> _What to do_
Output the data unchanged and complete, minus the images.

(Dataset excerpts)
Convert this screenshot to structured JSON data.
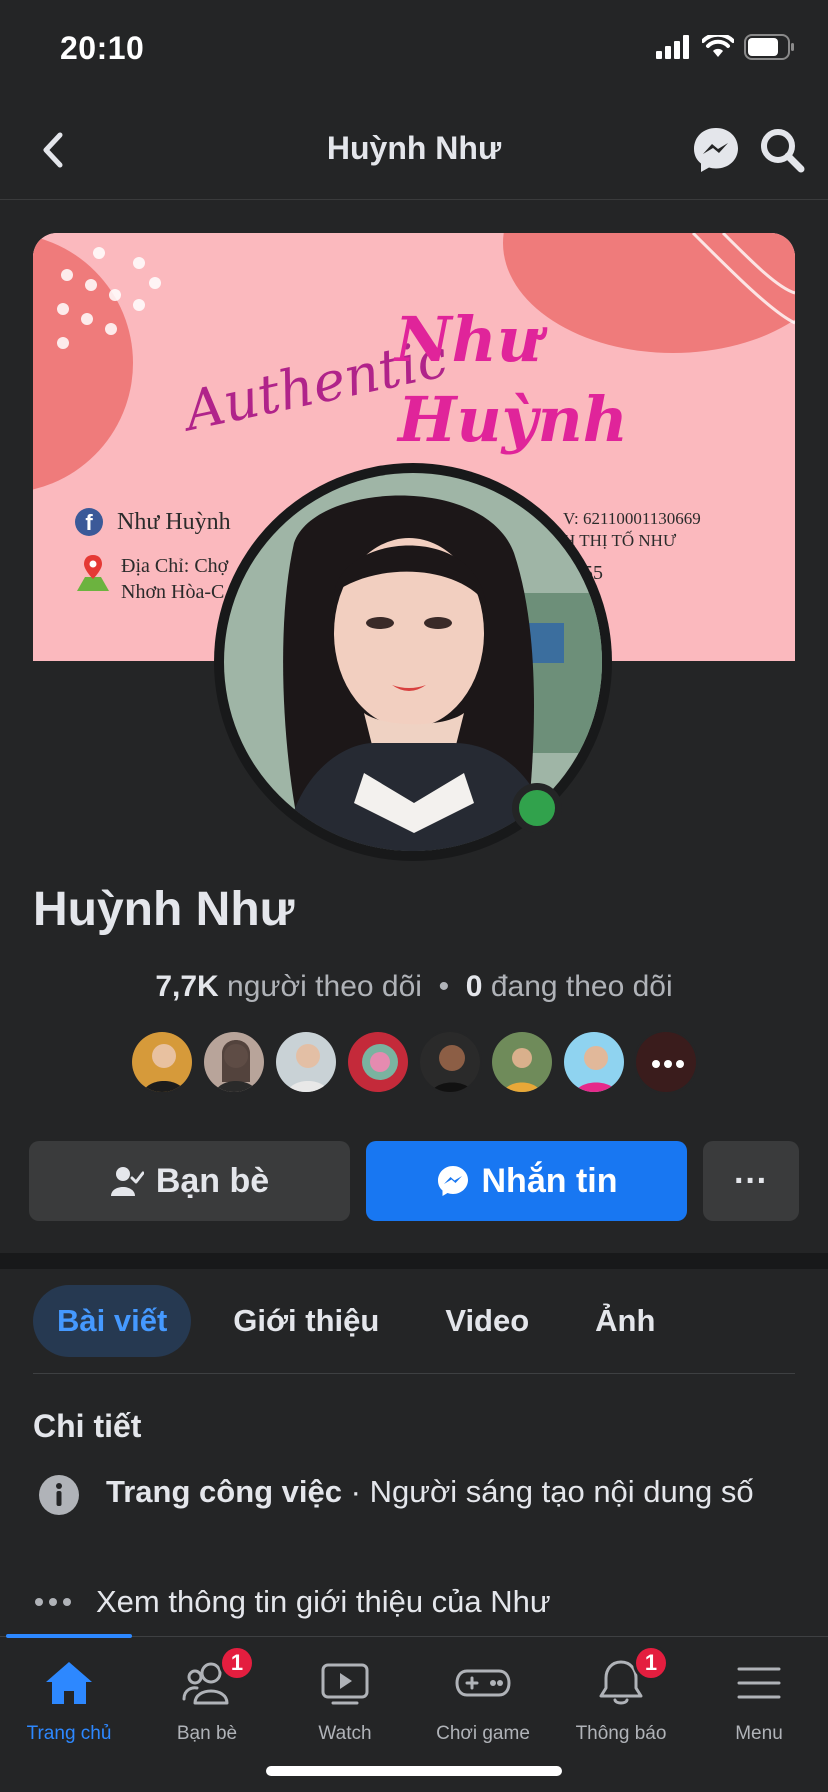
{
  "status_bar": {
    "time": "20:10"
  },
  "header": {
    "title": "Huỳnh Như"
  },
  "cover": {
    "authentic": "Authentic",
    "name_line1": "Như",
    "name_line2": "Huỳnh",
    "fb_name": "Như Huỳnh",
    "address_line1": "Địa Chỉ: Chợ",
    "address_line2": "Nhơn Hòa-C",
    "bank_line": "V: 62110001130669",
    "owner_line": "H THỊ TỐ NHƯ",
    "phone_partial": "3455"
  },
  "profile": {
    "name": "Huỳnh Như",
    "followers_count": "7,7K",
    "followers_label": "người theo dõi",
    "separator": "•",
    "following_count": "0",
    "following_label": "đang theo dõi"
  },
  "friends_preview": {
    "count_shown": 7,
    "more_icon": "more-dots-icon"
  },
  "actions": {
    "friends_label": "Bạn bè",
    "message_label": "Nhắn tin",
    "more_label": "···"
  },
  "tabs": [
    {
      "label": "Bài viết",
      "active": true
    },
    {
      "label": "Giới thiệu",
      "active": false
    },
    {
      "label": "Video",
      "active": false
    },
    {
      "label": "Ảnh",
      "active": false
    }
  ],
  "details": {
    "title": "Chi tiết",
    "work_label": "Trang công việc",
    "work_value": " · Người sáng tạo nội dung số",
    "about_link": "Xem thông tin giới thiệu của Như"
  },
  "bottom_nav": [
    {
      "label": "Trang chủ",
      "icon": "home-icon",
      "active": true,
      "badge": ""
    },
    {
      "label": "Bạn bè",
      "icon": "friends-icon",
      "active": false,
      "badge": "1"
    },
    {
      "label": "Watch",
      "icon": "watch-icon",
      "active": false,
      "badge": ""
    },
    {
      "label": "Chơi game",
      "icon": "gamepad-icon",
      "active": false,
      "badge": ""
    },
    {
      "label": "Thông báo",
      "icon": "bell-icon",
      "active": false,
      "badge": "1"
    },
    {
      "label": "Menu",
      "icon": "menu-icon",
      "active": false,
      "badge": ""
    }
  ],
  "colors": {
    "background": "#242526",
    "accent": "#1877f2",
    "active_tab_bg": "#263951",
    "badge": "#e41e3f",
    "online": "#31a24c"
  }
}
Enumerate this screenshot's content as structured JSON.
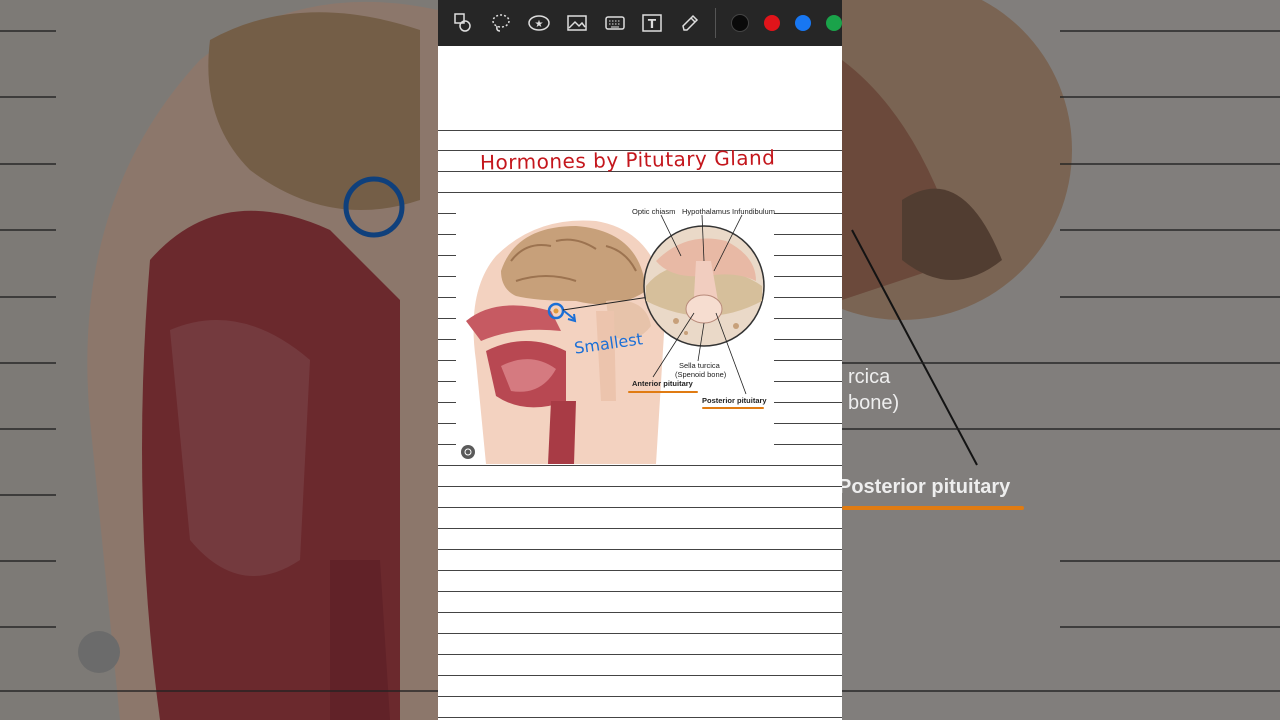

> _Answer for the task_
Convert this screenshot to structured JSON data.
{
  "status_bar": {
    "time": "20:10"
  },
  "header": {
    "title": "Huỳnh Như"
  },
  "cover": {
    "authentic": "Authentic",
    "name_line1": "Như",
    "name_line2": "Huỳnh",
    "fb_name": "Như Huỳnh",
    "address_line1": "Địa Chỉ: Chợ",
    "address_line2": "Nhơn Hòa-C",
    "bank_line": "V: 62110001130669",
    "owner_line": "H THỊ TỐ NHƯ",
    "phone_partial": "3455"
  },
  "profile": {
    "name": "Huỳnh Như",
    "followers_count": "7,7K",
    "followers_label": "người theo dõi",
    "separator": "•",
    "following_count": "0",
    "following_label": "đang theo dõi"
  },
  "friends_preview": {
    "count_shown": 7,
    "more_icon": "more-dots-icon"
  },
  "actions": {
    "friends_label": "Bạn bè",
    "message_label": "Nhắn tin",
    "more_label": "···"
  },
  "tabs": [
    {
      "label": "Bài viết",
      "active": true
    },
    {
      "label": "Giới thiệu",
      "active": false
    },
    {
      "label": "Video",
      "active": false
    },
    {
      "label": "Ảnh",
      "active": false
    }
  ],
  "details": {
    "title": "Chi tiết",
    "work_label": "Trang công việc",
    "work_value": " · Người sáng tạo nội dung số",
    "about_link": "Xem thông tin giới thiệu của Như"
  },
  "bottom_nav": [
    {
      "label": "Trang chủ",
      "icon": "home-icon",
      "active": true,
      "badge": ""
    },
    {
      "label": "Bạn bè",
      "icon": "friends-icon",
      "active": false,
      "badge": "1"
    },
    {
      "label": "Watch",
      "icon": "watch-icon",
      "active": false,
      "badge": ""
    },
    {
      "label": "Chơi game",
      "icon": "gamepad-icon",
      "active": false,
      "badge": ""
    },
    {
      "label": "Thông báo",
      "icon": "bell-icon",
      "active": false,
      "badge": "1"
    },
    {
      "label": "Menu",
      "icon": "menu-icon",
      "active": false,
      "badge": ""
    }
  ],
  "colors": {
    "background": "#242526",
    "accent": "#1877f2",
    "active_tab_bg": "#263951",
    "badge": "#e41e3f",
    "online": "#31a24c"
  }
}
Enumerate this screenshot's content as structured JSON.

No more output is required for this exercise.